== The data
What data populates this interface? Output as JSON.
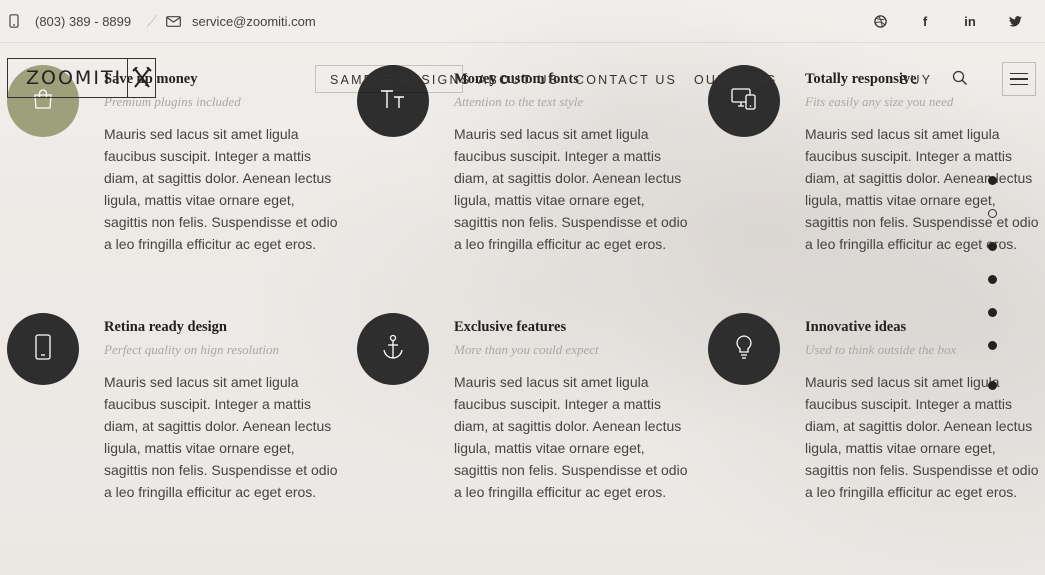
{
  "topbar": {
    "phone": "(803) 389 - 8899",
    "email": "service@zoomiti.com",
    "social": [
      {
        "icon": "dribbble-icon",
        "glyph": "⊛"
      },
      {
        "icon": "facebook-icon",
        "glyph": "f"
      },
      {
        "icon": "linkedin-icon",
        "glyph": "in"
      },
      {
        "icon": "twitter-icon",
        "glyph": "🐦"
      }
    ]
  },
  "header": {
    "logo_text": "ZOOMITI",
    "nav": [
      "SAMPLE DESIGNS",
      "ABOUT US",
      "CONTACT US",
      "OUR BLOG",
      "BUY"
    ]
  },
  "features": [
    {
      "icon": "shopping-bag-icon",
      "title": "Save up money",
      "subtitle": "Premium plugins included",
      "text": "Mauris sed lacus sit amet ligula faucibus suscipit. Integer a mattis diam, at sagittis dolor. Aenean lectus ligula, mattis vitae ornare eget, sagittis non felis. Suspendisse et odio a leo fringilla efficitur ac eget eros."
    },
    {
      "icon": "typography-icon",
      "title": "Money custom fonts",
      "subtitle": "Attention to the text style",
      "text": "Mauris sed lacus sit amet ligula faucibus suscipit. Integer a mattis diam, at sagittis dolor. Aenean lectus ligula, mattis vitae ornare eget, sagittis non felis. Suspendisse et odio a leo fringilla efficitur ac eget eros."
    },
    {
      "icon": "responsive-devices-icon",
      "title": "Totally responsive",
      "subtitle": "Fits easily any size you need",
      "text": "Mauris sed lacus sit amet ligula faucibus suscipit. Integer a mattis diam, at sagittis dolor. Aenean lectus ligula, mattis vitae ornare eget, sagittis non felis. Suspendisse et odio a leo fringilla efficitur ac eget eros."
    },
    {
      "icon": "mobile-phone-icon",
      "title": "Retina ready design",
      "subtitle": "Perfect quality on hign resolution",
      "text": "Mauris sed lacus sit amet ligula faucibus suscipit. Integer a mattis diam, at sagittis dolor. Aenean lectus ligula, mattis vitae ornare eget, sagittis non felis. Suspendisse et odio a leo fringilla efficitur ac eget eros."
    },
    {
      "icon": "anchor-icon",
      "title": "Exclusive features",
      "subtitle": "More than you could expect",
      "text": "Mauris sed lacus sit amet ligula faucibus suscipit. Integer a mattis diam, at sagittis dolor. Aenean lectus ligula, mattis vitae ornare eget, sagittis non felis. Suspendisse et odio a leo fringilla efficitur ac eget eros."
    },
    {
      "icon": "lightbulb-icon",
      "title": "Innovative ideas",
      "subtitle": "Used to think outside the box",
      "text": "Mauris sed lacus sit amet ligula faucibus suscipit. Integer a mattis diam, at sagittis dolor. Aenean lectus ligula, mattis vitae ornare eget, sagittis non felis. Suspendisse et odio a leo fringilla efficitur ac eget eros."
    }
  ],
  "colors": {
    "accent": "#9da07a",
    "icon_circle": "#2e2e2e"
  }
}
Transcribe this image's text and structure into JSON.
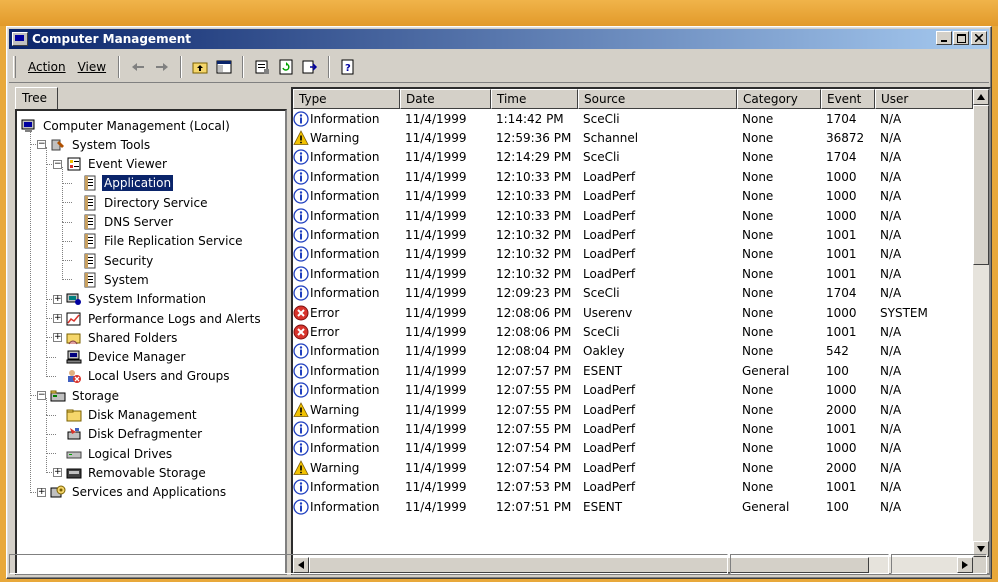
{
  "window": {
    "title": "Computer Management"
  },
  "menu": {
    "action": "Action",
    "view": "View"
  },
  "tree_tab": "Tree",
  "tree": [
    {
      "label": "Computer Management (Local)",
      "icon": "computer-management-icon",
      "level": 0,
      "toggle": ""
    },
    {
      "label": "System Tools",
      "icon": "tools-icon",
      "level": 1,
      "toggle": "-"
    },
    {
      "label": "Event Viewer",
      "icon": "event-viewer-icon",
      "level": 2,
      "toggle": "-"
    },
    {
      "label": "Application",
      "icon": "log-icon",
      "level": 3,
      "toggle": "",
      "selected": true
    },
    {
      "label": "Directory Service",
      "icon": "log-icon",
      "level": 3,
      "toggle": ""
    },
    {
      "label": "DNS Server",
      "icon": "log-icon",
      "level": 3,
      "toggle": ""
    },
    {
      "label": "File Replication Service",
      "icon": "log-icon",
      "level": 3,
      "toggle": ""
    },
    {
      "label": "Security",
      "icon": "log-icon",
      "level": 3,
      "toggle": ""
    },
    {
      "label": "System",
      "icon": "log-icon",
      "level": 3,
      "toggle": ""
    },
    {
      "label": "System Information",
      "icon": "system-info-icon",
      "level": 2,
      "toggle": "+"
    },
    {
      "label": "Performance Logs and Alerts",
      "icon": "performance-icon",
      "level": 2,
      "toggle": "+"
    },
    {
      "label": "Shared Folders",
      "icon": "shared-folder-icon",
      "level": 2,
      "toggle": "+"
    },
    {
      "label": "Device Manager",
      "icon": "device-manager-icon",
      "level": 2,
      "toggle": ""
    },
    {
      "label": "Local Users and Groups",
      "icon": "users-groups-icon",
      "level": 2,
      "toggle": ""
    },
    {
      "label": "Storage",
      "icon": "storage-icon",
      "level": 1,
      "toggle": "-"
    },
    {
      "label": "Disk Management",
      "icon": "disk-management-icon",
      "level": 2,
      "toggle": ""
    },
    {
      "label": "Disk Defragmenter",
      "icon": "defragmenter-icon",
      "level": 2,
      "toggle": ""
    },
    {
      "label": "Logical Drives",
      "icon": "logical-drive-icon",
      "level": 2,
      "toggle": ""
    },
    {
      "label": "Removable Storage",
      "icon": "removable-storage-icon",
      "level": 2,
      "toggle": "+"
    },
    {
      "label": "Services and Applications",
      "icon": "services-icon",
      "level": 1,
      "toggle": "+"
    }
  ],
  "columns": [
    "Type",
    "Date",
    "Time",
    "Source",
    "Category",
    "Event",
    "User"
  ],
  "events": [
    {
      "type": "Information",
      "date": "11/4/1999",
      "time": "1:14:42 PM",
      "source": "SceCli",
      "category": "None",
      "event": "1704",
      "user": "N/A"
    },
    {
      "type": "Warning",
      "date": "11/4/1999",
      "time": "12:59:36 PM",
      "source": "Schannel",
      "category": "None",
      "event": "36872",
      "user": "N/A"
    },
    {
      "type": "Information",
      "date": "11/4/1999",
      "time": "12:14:29 PM",
      "source": "SceCli",
      "category": "None",
      "event": "1704",
      "user": "N/A"
    },
    {
      "type": "Information",
      "date": "11/4/1999",
      "time": "12:10:33 PM",
      "source": "LoadPerf",
      "category": "None",
      "event": "1000",
      "user": "N/A"
    },
    {
      "type": "Information",
      "date": "11/4/1999",
      "time": "12:10:33 PM",
      "source": "LoadPerf",
      "category": "None",
      "event": "1000",
      "user": "N/A"
    },
    {
      "type": "Information",
      "date": "11/4/1999",
      "time": "12:10:33 PM",
      "source": "LoadPerf",
      "category": "None",
      "event": "1000",
      "user": "N/A"
    },
    {
      "type": "Information",
      "date": "11/4/1999",
      "time": "12:10:32 PM",
      "source": "LoadPerf",
      "category": "None",
      "event": "1001",
      "user": "N/A"
    },
    {
      "type": "Information",
      "date": "11/4/1999",
      "time": "12:10:32 PM",
      "source": "LoadPerf",
      "category": "None",
      "event": "1001",
      "user": "N/A"
    },
    {
      "type": "Information",
      "date": "11/4/1999",
      "time": "12:10:32 PM",
      "source": "LoadPerf",
      "category": "None",
      "event": "1001",
      "user": "N/A"
    },
    {
      "type": "Information",
      "date": "11/4/1999",
      "time": "12:09:23 PM",
      "source": "SceCli",
      "category": "None",
      "event": "1704",
      "user": "N/A"
    },
    {
      "type": "Error",
      "date": "11/4/1999",
      "time": "12:08:06 PM",
      "source": "Userenv",
      "category": "None",
      "event": "1000",
      "user": "SYSTEM"
    },
    {
      "type": "Error",
      "date": "11/4/1999",
      "time": "12:08:06 PM",
      "source": "SceCli",
      "category": "None",
      "event": "1001",
      "user": "N/A"
    },
    {
      "type": "Information",
      "date": "11/4/1999",
      "time": "12:08:04 PM",
      "source": "Oakley",
      "category": "None",
      "event": "542",
      "user": "N/A"
    },
    {
      "type": "Information",
      "date": "11/4/1999",
      "time": "12:07:57 PM",
      "source": "ESENT",
      "category": "General",
      "event": "100",
      "user": "N/A"
    },
    {
      "type": "Information",
      "date": "11/4/1999",
      "time": "12:07:55 PM",
      "source": "LoadPerf",
      "category": "None",
      "event": "1000",
      "user": "N/A"
    },
    {
      "type": "Warning",
      "date": "11/4/1999",
      "time": "12:07:55 PM",
      "source": "LoadPerf",
      "category": "None",
      "event": "2000",
      "user": "N/A"
    },
    {
      "type": "Information",
      "date": "11/4/1999",
      "time": "12:07:55 PM",
      "source": "LoadPerf",
      "category": "None",
      "event": "1001",
      "user": "N/A"
    },
    {
      "type": "Information",
      "date": "11/4/1999",
      "time": "12:07:54 PM",
      "source": "LoadPerf",
      "category": "None",
      "event": "1000",
      "user": "N/A"
    },
    {
      "type": "Warning",
      "date": "11/4/1999",
      "time": "12:07:54 PM",
      "source": "LoadPerf",
      "category": "None",
      "event": "2000",
      "user": "N/A"
    },
    {
      "type": "Information",
      "date": "11/4/1999",
      "time": "12:07:53 PM",
      "source": "LoadPerf",
      "category": "None",
      "event": "1001",
      "user": "N/A"
    },
    {
      "type": "Information",
      "date": "11/4/1999",
      "time": "12:07:51 PM",
      "source": "ESENT",
      "category": "General",
      "event": "100",
      "user": "N/A"
    }
  ],
  "toolbar_icons": [
    "back-arrow-icon",
    "forward-arrow-icon",
    "up-folder-icon",
    "show-hide-tree-icon",
    "properties-icon",
    "refresh-icon",
    "export-list-icon",
    "help-icon"
  ],
  "colors": {
    "title_start": "#0a246a",
    "title_end": "#a6caf0",
    "selection": "#0a246a",
    "info": "#1f3fbf",
    "warning": "#f2c200",
    "error": "#d8342c",
    "frame": "#e8a83a"
  }
}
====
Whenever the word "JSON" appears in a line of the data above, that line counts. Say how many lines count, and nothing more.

### Task answer
2